**WHAT YOU NEED TO DO**
Where the records hold the string "username", show the whole line it sits on.

[Opening THE RECORDS section]

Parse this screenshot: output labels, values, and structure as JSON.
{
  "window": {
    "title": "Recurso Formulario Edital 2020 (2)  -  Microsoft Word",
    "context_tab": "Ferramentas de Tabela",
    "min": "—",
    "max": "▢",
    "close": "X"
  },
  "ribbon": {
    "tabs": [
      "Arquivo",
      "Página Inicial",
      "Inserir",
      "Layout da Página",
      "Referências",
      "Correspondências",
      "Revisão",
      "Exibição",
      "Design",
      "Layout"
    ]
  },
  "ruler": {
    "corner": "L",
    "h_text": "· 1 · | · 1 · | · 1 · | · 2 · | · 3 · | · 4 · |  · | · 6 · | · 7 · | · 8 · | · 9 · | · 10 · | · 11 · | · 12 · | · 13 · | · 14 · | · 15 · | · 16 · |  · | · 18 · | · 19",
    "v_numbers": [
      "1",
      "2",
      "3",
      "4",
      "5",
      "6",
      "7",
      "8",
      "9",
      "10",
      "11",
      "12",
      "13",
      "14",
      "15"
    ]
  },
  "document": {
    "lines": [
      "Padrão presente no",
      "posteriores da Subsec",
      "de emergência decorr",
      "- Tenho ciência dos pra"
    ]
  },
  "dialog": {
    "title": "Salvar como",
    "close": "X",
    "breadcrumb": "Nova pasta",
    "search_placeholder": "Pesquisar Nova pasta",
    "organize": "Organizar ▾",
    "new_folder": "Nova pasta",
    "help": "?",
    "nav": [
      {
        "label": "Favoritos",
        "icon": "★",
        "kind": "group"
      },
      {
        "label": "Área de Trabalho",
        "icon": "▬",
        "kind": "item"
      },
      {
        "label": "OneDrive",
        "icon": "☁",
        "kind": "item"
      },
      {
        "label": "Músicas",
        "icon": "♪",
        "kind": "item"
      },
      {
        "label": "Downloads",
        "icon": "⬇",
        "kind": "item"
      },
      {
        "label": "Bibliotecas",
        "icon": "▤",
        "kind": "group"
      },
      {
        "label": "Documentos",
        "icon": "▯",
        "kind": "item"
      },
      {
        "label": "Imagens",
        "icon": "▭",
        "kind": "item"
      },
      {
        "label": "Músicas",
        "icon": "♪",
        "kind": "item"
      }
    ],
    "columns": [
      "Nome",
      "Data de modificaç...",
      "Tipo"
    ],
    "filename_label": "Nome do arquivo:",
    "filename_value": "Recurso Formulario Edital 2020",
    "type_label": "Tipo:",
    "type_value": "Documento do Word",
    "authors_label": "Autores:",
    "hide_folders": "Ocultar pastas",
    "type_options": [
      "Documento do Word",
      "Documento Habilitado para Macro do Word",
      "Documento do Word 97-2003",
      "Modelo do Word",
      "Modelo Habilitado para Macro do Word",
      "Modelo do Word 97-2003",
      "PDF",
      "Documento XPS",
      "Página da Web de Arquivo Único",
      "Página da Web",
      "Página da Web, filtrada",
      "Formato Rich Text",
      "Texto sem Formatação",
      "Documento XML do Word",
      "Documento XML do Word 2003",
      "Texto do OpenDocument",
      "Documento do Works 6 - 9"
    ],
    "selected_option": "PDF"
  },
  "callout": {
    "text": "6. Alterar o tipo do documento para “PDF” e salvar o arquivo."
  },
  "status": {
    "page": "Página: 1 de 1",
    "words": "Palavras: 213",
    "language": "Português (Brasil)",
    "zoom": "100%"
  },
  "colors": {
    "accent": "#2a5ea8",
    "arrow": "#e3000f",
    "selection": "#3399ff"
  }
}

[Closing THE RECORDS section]
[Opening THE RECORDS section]

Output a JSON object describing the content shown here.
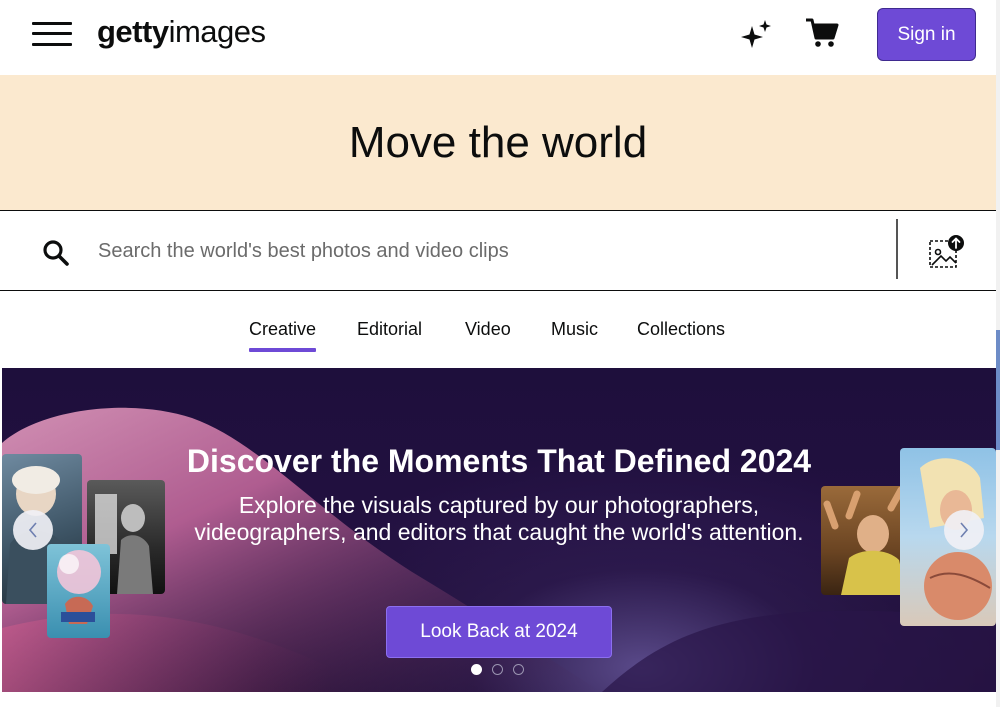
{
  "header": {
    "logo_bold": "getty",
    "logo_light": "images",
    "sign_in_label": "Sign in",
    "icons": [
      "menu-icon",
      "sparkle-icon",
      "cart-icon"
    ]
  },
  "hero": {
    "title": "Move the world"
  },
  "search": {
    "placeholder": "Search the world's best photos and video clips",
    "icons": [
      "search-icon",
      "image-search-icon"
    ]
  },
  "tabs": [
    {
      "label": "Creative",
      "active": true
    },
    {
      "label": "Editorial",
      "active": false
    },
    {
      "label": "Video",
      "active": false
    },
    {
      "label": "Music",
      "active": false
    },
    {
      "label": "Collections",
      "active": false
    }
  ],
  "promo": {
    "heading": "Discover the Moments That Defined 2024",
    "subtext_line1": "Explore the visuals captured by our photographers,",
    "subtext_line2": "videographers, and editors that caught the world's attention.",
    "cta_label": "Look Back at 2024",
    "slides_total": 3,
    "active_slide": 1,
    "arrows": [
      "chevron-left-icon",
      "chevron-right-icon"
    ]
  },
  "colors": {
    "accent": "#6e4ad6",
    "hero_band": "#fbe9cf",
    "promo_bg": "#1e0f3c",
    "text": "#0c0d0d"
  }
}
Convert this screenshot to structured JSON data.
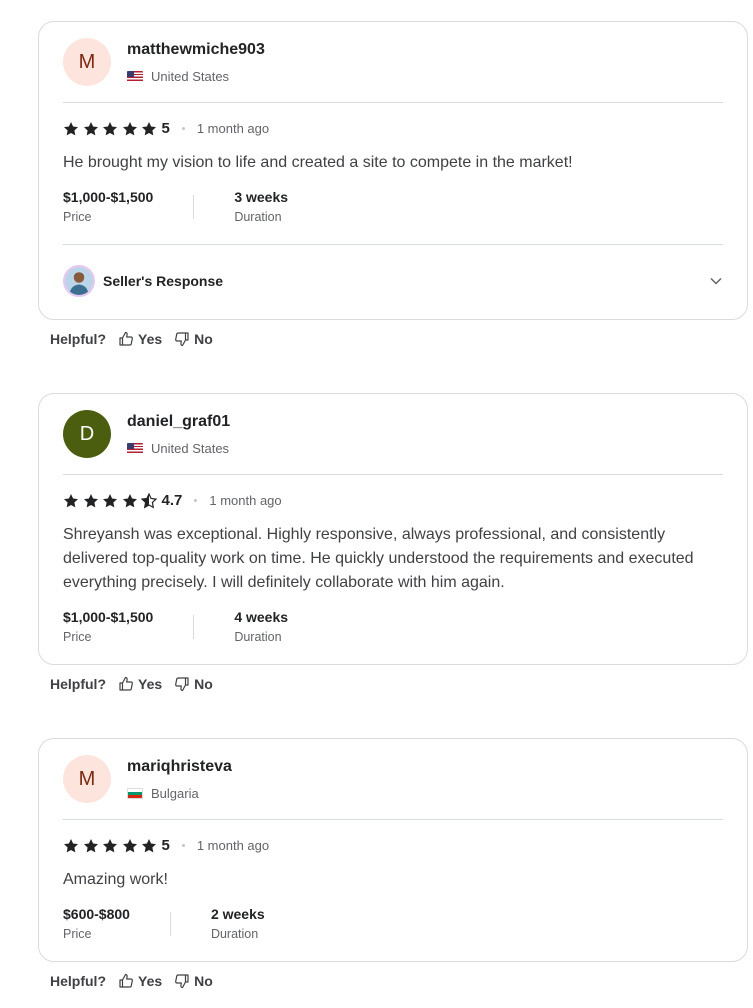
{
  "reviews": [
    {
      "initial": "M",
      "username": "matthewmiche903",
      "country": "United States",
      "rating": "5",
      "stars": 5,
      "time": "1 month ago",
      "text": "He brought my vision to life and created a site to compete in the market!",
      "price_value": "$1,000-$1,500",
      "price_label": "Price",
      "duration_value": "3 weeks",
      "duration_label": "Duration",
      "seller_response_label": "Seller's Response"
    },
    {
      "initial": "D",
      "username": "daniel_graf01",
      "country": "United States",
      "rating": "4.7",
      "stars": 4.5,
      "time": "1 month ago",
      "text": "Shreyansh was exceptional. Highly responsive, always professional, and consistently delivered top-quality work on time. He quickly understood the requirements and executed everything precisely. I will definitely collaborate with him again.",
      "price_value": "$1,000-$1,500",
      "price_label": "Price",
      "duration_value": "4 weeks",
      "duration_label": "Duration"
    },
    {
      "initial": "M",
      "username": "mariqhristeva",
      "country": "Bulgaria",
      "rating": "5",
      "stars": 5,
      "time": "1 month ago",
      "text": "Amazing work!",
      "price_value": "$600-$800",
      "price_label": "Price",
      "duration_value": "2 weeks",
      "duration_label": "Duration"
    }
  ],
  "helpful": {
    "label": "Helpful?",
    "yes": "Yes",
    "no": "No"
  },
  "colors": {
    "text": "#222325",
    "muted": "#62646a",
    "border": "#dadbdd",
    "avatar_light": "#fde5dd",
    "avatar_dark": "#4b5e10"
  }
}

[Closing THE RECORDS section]

**ANSWER**
      "username": "matthewmiche903",
      "username": "daniel_graf01",
      "username": "mariqhristeva",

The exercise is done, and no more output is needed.